Natural gas reciprocating engines use fuel combustion to turn a crankshaft in order to generate motive power. Most engines operate using a four-stroke process, similar to the gasoline-powered engine in most automobiles.
Small to medium sized engines are primarily designed for transportation applications and can be converted to power generation with little modification. Larger engines are, in general, designed for power generation, mechanical drive, or marine propulsion.
The waste heat generated by an engine is also usable for cogeneration. Heat recovery can produce a stream of hot water, either for direct use in building heating systems or for other hot water needs. Heat recovery can also produce low pressure steam instead of hot water. In some commercial and industrial settings, the flue gases provide both direct and indirect process heat.

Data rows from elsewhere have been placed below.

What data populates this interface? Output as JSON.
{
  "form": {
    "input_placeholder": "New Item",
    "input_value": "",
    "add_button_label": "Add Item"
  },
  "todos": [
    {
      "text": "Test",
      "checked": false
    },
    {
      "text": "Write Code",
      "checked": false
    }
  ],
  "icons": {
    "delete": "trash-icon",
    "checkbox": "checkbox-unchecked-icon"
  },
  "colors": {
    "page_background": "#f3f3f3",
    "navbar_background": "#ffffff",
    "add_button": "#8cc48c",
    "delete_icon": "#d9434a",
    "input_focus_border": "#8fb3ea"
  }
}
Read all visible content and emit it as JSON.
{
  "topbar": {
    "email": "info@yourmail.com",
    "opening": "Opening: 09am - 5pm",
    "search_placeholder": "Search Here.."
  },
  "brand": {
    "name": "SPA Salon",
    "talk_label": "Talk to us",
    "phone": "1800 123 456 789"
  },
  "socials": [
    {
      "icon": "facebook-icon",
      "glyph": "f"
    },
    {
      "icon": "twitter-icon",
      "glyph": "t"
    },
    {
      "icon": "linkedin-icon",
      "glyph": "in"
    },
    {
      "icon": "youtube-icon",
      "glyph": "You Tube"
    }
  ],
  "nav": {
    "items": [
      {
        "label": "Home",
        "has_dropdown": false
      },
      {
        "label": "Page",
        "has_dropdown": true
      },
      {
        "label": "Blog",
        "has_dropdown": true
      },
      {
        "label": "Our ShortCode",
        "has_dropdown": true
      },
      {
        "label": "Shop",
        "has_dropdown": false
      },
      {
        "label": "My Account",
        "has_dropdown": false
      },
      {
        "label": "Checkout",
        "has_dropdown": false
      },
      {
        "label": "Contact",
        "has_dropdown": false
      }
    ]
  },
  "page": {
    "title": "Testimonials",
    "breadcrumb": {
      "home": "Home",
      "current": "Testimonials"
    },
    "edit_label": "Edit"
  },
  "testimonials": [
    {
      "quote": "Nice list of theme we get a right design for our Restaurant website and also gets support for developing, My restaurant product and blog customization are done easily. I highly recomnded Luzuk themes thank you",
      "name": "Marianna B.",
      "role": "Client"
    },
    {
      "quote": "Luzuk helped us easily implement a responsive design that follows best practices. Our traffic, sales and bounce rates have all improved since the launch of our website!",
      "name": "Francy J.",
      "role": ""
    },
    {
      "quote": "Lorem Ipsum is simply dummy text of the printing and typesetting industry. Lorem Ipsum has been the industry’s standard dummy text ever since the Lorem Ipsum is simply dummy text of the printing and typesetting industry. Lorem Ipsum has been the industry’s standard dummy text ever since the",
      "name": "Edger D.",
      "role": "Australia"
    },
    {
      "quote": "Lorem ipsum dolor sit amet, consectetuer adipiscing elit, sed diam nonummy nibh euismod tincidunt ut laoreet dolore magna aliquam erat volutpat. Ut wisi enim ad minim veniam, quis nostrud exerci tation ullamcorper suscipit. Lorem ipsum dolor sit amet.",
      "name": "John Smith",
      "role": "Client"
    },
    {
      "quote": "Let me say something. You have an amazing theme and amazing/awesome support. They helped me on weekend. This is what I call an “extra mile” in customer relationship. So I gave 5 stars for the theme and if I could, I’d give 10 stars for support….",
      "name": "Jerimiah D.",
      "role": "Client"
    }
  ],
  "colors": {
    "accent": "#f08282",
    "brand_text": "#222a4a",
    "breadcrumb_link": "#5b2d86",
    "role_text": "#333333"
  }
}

III Equipment Options
Bi-fuel conversion allows the use of natural gas in an existing diesel engine. An externally-mounted device substitutes natural gas for up to 90% of the diesel fuel that the engine would otherwise consume. Depending on the relative costs of diesel and natural gas, the conversion can yield significant cost savings in addition to a reduction in emissions.
1. Equipment Manufacturer Database
2. Distributed Generation Consortium